═══ GIVEN ENTRIES
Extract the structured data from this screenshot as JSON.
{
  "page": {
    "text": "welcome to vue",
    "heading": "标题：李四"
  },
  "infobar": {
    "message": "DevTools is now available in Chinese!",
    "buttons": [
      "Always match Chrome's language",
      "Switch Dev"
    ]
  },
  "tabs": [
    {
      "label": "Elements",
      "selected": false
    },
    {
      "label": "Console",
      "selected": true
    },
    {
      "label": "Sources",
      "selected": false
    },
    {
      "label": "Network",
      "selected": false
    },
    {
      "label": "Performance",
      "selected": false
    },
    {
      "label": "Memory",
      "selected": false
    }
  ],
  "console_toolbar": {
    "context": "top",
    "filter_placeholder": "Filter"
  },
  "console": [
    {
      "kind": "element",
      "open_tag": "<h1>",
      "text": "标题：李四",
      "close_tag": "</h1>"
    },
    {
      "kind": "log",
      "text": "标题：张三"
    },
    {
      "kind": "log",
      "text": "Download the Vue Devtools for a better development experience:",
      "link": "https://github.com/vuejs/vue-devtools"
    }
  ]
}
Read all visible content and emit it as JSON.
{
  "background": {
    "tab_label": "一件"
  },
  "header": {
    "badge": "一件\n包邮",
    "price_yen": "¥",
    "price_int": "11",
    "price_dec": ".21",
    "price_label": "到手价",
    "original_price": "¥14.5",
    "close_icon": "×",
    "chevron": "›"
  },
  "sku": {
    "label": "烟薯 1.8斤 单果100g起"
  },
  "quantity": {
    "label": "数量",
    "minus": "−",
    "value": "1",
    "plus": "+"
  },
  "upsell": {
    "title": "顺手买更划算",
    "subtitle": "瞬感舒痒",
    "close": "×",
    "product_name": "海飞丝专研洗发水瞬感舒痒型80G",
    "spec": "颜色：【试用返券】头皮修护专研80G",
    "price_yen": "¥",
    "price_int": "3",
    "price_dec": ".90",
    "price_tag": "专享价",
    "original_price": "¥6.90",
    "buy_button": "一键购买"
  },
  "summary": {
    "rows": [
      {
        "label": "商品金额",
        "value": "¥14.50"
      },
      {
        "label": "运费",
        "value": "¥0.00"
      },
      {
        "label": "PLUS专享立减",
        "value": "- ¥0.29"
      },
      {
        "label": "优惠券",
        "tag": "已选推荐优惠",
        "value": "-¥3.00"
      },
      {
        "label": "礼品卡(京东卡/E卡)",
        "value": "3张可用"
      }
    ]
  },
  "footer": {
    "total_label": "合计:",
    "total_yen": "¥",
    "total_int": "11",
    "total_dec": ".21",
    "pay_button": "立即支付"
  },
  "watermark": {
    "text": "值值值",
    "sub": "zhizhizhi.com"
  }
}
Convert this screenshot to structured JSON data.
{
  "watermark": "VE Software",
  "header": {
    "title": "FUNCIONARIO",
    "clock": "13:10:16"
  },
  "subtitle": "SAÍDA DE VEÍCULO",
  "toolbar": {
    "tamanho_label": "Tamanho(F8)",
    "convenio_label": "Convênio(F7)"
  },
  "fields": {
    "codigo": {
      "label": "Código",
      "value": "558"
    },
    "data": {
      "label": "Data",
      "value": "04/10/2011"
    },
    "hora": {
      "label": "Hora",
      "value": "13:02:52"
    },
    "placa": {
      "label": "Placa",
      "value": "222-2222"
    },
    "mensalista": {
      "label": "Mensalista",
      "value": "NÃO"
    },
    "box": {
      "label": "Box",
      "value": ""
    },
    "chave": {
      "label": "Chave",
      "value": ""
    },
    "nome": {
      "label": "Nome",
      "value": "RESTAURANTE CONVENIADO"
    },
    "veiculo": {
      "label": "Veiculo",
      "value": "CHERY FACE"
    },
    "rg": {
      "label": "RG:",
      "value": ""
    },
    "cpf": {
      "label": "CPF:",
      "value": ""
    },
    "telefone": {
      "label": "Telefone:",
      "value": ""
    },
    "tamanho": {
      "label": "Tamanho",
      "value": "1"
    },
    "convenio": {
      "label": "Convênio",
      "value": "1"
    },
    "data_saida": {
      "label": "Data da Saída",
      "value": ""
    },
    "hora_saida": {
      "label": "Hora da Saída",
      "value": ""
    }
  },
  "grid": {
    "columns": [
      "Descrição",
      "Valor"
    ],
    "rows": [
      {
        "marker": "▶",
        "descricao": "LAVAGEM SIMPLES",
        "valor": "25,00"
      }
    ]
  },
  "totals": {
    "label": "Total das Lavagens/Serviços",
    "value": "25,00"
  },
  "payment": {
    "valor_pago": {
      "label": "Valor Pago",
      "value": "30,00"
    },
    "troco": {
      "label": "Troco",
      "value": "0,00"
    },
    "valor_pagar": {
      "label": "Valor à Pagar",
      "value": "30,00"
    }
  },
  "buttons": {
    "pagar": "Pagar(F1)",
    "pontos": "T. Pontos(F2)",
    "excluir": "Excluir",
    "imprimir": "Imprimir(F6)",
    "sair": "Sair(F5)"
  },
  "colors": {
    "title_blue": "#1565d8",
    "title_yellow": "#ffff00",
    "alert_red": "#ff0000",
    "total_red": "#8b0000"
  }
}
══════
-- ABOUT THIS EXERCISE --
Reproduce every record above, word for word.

-- RESPONSE AREA --
Extract the structured data from this screenshot as JSON.
{
  "page": {
    "text": "welcome to vue",
    "heading": "标题：李四"
  },
  "infobar": {
    "message": "DevTools is now available in Chinese!",
    "buttons": [
      "Always match Chrome's language",
      "Switch Dev"
    ]
  },
  "tabs": [
    {
      "label": "Elements",
      "selected": false
    },
    {
      "label": "Console",
      "selected": true
    },
    {
      "label": "Sources",
      "selected": false
    },
    {
      "label": "Network",
      "selected": false
    },
    {
      "label": "Performance",
      "selected": false
    },
    {
      "label": "Memory",
      "selected": false
    }
  ],
  "console_toolbar": {
    "context": "top",
    "filter_placeholder": "Filter"
  },
  "console": [
    {
      "kind": "element",
      "open_tag": "<h1>",
      "text": "标题：李四",
      "close_tag": "</h1>"
    },
    {
      "kind": "log",
      "text": "标题：张三"
    },
    {
      "kind": "log",
      "text": "Download the Vue Devtools for a better development experience:",
      "link": "https://github.com/vuejs/vue-devtools"
    }
  ]
}
Read all visible content and emit it as JSON.
{
  "background": {
    "tab_label": "一件"
  },
  "header": {
    "badge": "一件\n包邮",
    "price_yen": "¥",
    "price_int": "11",
    "price_dec": ".21",
    "price_label": "到手价",
    "original_price": "¥14.5",
    "close_icon": "×",
    "chevron": "›"
  },
  "sku": {
    "label": "烟薯 1.8斤 单果100g起"
  },
  "quantity": {
    "label": "数量",
    "minus": "−",
    "value": "1",
    "plus": "+"
  },
  "upsell": {
    "title": "顺手买更划算",
    "subtitle": "瞬感舒痒",
    "close": "×",
    "product_name": "海飞丝专研洗发水瞬感舒痒型80G",
    "spec": "颜色：【试用返券】头皮修护专研80G",
    "price_yen": "¥",
    "price_int": "3",
    "price_dec": ".90",
    "price_tag": "专享价",
    "original_price": "¥6.90",
    "buy_button": "一键购买"
  },
  "summary": {
    "rows": [
      {
        "label": "商品金额",
        "value": "¥14.50"
      },
      {
        "label": "运费",
        "value": "¥0.00"
      },
      {
        "label": "PLUS专享立减",
        "value": "- ¥0.29"
      },
      {
        "label": "优惠券",
        "tag": "已选推荐优惠",
        "value": "-¥3.00"
      },
      {
        "label": "礼品卡(京东卡/E卡)",
        "value": "3张可用"
      }
    ]
  },
  "footer": {
    "total_label": "合计:",
    "total_yen": "¥",
    "total_int": "11",
    "total_dec": ".21",
    "pay_button": "立即支付"
  },
  "watermark": {
    "text": "值值值",
    "sub": "zhizhizhi.com"
  }
}
Convert this screenshot to structured JSON data.
{
  "watermark": "VE Software",
  "header": {
    "title": "FUNCIONARIO",
    "clock": "13:10:16"
  },
  "subtitle": "SAÍDA DE VEÍCULO",
  "toolbar": {
    "tamanho_label": "Tamanho(F8)",
    "convenio_label": "Convênio(F7)"
  },
  "fields": {
    "codigo": {
      "label": "Código",
      "value": "558"
    },
    "data": {
      "label": "Data",
      "value": "04/10/2011"
    },
    "hora": {
      "label": "Hora",
      "value": "13:02:52"
    },
    "placa": {
      "label": "Placa",
      "value": "222-2222"
    },
    "mensalista": {
      "label": "Mensalista",
      "value": "NÃO"
    },
    "box": {
      "label": "Box",
      "value": ""
    },
    "chave": {
      "label": "Chave",
      "value": ""
    },
    "nome": {
      "label": "Nome",
      "value": "RESTAURANTE CONVENIADO"
    },
    "veiculo": {
      "label": "Veiculo",
      "value": "CHERY FACE"
    },
    "rg": {
      "label": "RG:",
      "value": ""
    },
    "cpf": {
      "label": "CPF:",
      "value": ""
    },
    "telefone": {
      "label": "Telefone:",
      "value": ""
    },
    "tamanho": {
      "label": "Tamanho",
      "value": "1"
    },
    "convenio": {
      "label": "Convênio",
      "value": "1"
    },
    "data_saida": {
      "label": "Data da Saída",
      "value": ""
    },
    "hora_saida": {
      "label": "Hora da Saída",
      "value": ""
    }
  },
  "grid": {
    "columns": [
      "Descrição",
      "Valor"
    ],
    "rows": [
      {
        "marker": "▶",
        "descricao": "LAVAGEM SIMPLES",
        "valor": "25,00"
      }
    ]
  },
  "totals": {
    "label": "Total das Lavagens/Serviços",
    "value": "25,00"
  },
  "payment": {
    "valor_pago": {
      "label": "Valor Pago",
      "value": "30,00"
    },
    "troco": {
      "label": "Troco",
      "value": "0,00"
    },
    "valor_pagar": {
      "label": "Valor à Pagar",
      "value": "30,00"
    }
  },
  "buttons": {
    "pagar": "Pagar(F1)",
    "pontos": "T. Pontos(F2)",
    "excluir": "Excluir",
    "imprimir": "Imprimir(F6)",
    "sair": "Sair(F5)"
  },
  "colors": {
    "title_blue": "#1565d8",
    "title_yellow": "#ffff00",
    "alert_red": "#ff0000",
    "total_red": "#8b0000"
  }
}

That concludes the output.